A nice, cooked swan was considered to be one of the most impressive meals one could eat in the middle ages. Hell, even the entrails were cooked up and eaten. So, what’s so nasty about eating a swan? Well, as part of the presentation, the bird was served up with its feathers attached back onto it, and then it was propped up as if it were still alive.
2. Umble Pie
Pie is a great choice 9 times out of 10. Umble pie, however, well that’s probably something Anthony Bourdain would love, not me. Umble pie was typically filled with the entrails of whatever animals could be found around the area- squirrels, deer, whatever- as long as they had nice juicy guts, they were cut up and shoved into a pie. Beauty.
3. Porpoise soup
When people were feeling like throwing together a nice, simple meal, porpoise soup was a popular choice- especially during Lent, where most people didn’t eat meat. This soup contained nothing but chopped up porpoise (including the guts) almond milk, oatmeal, and saffron. Miss me with that, m’lord.
No… just… no. When eating cats during the Middle Ages, it was advised that you do not consume the head of the cat. Why?
““Because it is not for eating, for they say that eating the brains will cause him who eats them to lose his senses and judgment,”
According to one cook book from those times… Oh, and when you ‘prepare’ the cat, you clean out the guts, remove the head, and then BURY IT FOR ONE NIGHT AND ONE DAY before digging it back up and cooking it. Dear oh dear.
5. The Singing Chicken
If there’s one thing that medieval cuisine had going for them was that they knew how to present the grub in an “appealing” fashion.
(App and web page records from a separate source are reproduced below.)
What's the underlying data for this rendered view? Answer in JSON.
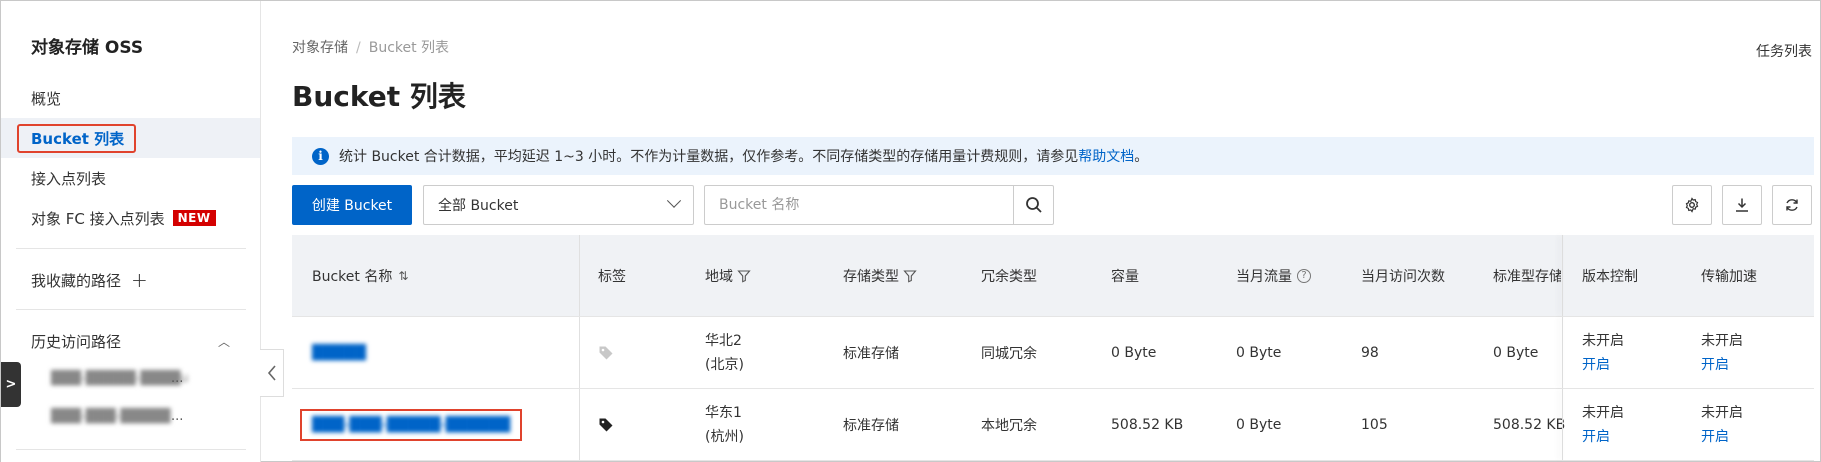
{
  "sidebar": {
    "title": "对象存储 OSS",
    "items": [
      {
        "label": "概览"
      },
      {
        "label": "Bucket 列表"
      },
      {
        "label": "接入点列表"
      },
      {
        "label": "对象 FC 接入点列表",
        "badge": "NEW"
      }
    ],
    "favorites_label": "我收藏的路径",
    "history_label": "历史访问路径",
    "history_items": [
      {
        "label": "███-█████-████u",
        "suffix": "..."
      },
      {
        "label": "███-███-█████",
        "suffix": "..."
      }
    ]
  },
  "breadcrumb": {
    "root": "对象存储",
    "separator": "/",
    "current": "Bucket 列表"
  },
  "task_list_label": "任务列表",
  "page_title": "Bucket 列表",
  "notice": {
    "text": "统计 Bucket 合计数据，平均延迟 1~3 小时。不作为计量数据，仅作参考。不同存储类型的存储用量计费规则，请参见",
    "link": "帮助文档",
    "end": "。"
  },
  "toolbar": {
    "create_label": "创建 Bucket",
    "filter_value": "全部 Bucket",
    "search_placeholder": "Bucket 名称"
  },
  "table": {
    "headers": {
      "name": "Bucket 名称",
      "tag": "标签",
      "region": "地域",
      "storage_class": "存储类型",
      "redundancy": "冗余类型",
      "capacity": "容量",
      "traffic": "当月流量",
      "visits": "当月访问次数",
      "standard": "标准型存储",
      "versioning": "版本控制",
      "acceleration": "传输加速"
    },
    "rows": [
      {
        "name": "█████",
        "region_line1": "华北2",
        "region_line2": "(北京)",
        "storage_class": "标准存储",
        "redundancy": "同城冗余",
        "capacity": "0 Byte",
        "traffic": "0 Byte",
        "visits": "98",
        "standard": "0 Byte",
        "versioning_status": "未开启",
        "versioning_action": "开启",
        "acceleration_status": "未开启",
        "acceleration_action": "开启"
      },
      {
        "name": "███-███-█████-██████",
        "region_line1": "华东1",
        "region_line2": "(杭州)",
        "storage_class": "标准存储",
        "redundancy": "本地冗余",
        "capacity": "508.52 KB",
        "traffic": "0 Byte",
        "visits": "105",
        "standard": "508.52 KB",
        "versioning_status": "未开启",
        "versioning_action": "开启",
        "acceleration_status": "未开启",
        "acceleration_action": "开启"
      }
    ]
  },
  "colors": {
    "primary": "#0064c8",
    "highlight": "#e0432d",
    "badge": "#d40000"
  }
}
The singing chicken was cooked completely, then re-decorated with feathers, and then stuffed with sulfur and quicksilver. When re-heated, the chicken would begin to whistle, making odd noises as if it were still alive when being served.
If you’re unfamiliar with lamprey. they are freaky, snake-like fish that have nothing but a suction cup filled with hundreds of teeth for a mouth. They’re incredibly unattractive, as far as fish go, what am I even saying? Anyway, they were incredibly popular in medieval times. Hell, even King Henry I of England died from eating too many of them. Oh, one more thing, these fish survive by latching onto larger fish and sucking their blood.
7. Sheep Penis
This wasn’t eaten as some sort of punishment for thieves, no, this was a preferred meal of the rich. How was it prepared? The dick was cut off of the sheep, stuffed with 10 egg yolks, saffron, and milk, then covered in cinnamon and cooked. I’ll take mine medium rare, please. Naw.
8. Entrails and all the extras
Nothing went to waste in these days. All of the innards and extras, such as: gizzards, chicken heads, chicken feet, livers, and hearts, were tossed into a pot, garnished, stewed, and eaten.
Sounds appealing eh? Cockentrice was a truly fucked up meal that consisted of the top half of a chicken being sewn to the bottom half of a pig, and then covered in egg yolks and saffron. Why? Beats me.
10. Helmeted Cock
Haha, helmeted cock. Classic. This dish wasn’t so much nasty as it was obscure. It was a chicken that was cooked, dressed in a suit of armour, and them served on top of a cooked pig.
Like the swan, the peacock was killed, cooked, then redressed to be presented as if it were still alive. The gross thing is that people believed that peacocks were good to be eaten up to a month after being cooked. They just… left them out and ate them for the next month.
12. Cock Ale
This is the stuff that people loved to get boozy off of. And it proooobbabblly tasted like shit. Cock Ale was the result of mixing together four pounds of mace, nutmeg, raisins, dates, and the juice of a boiled and crushed rooster. Let it ferment for a month, and you’ve got yourself some cock ale.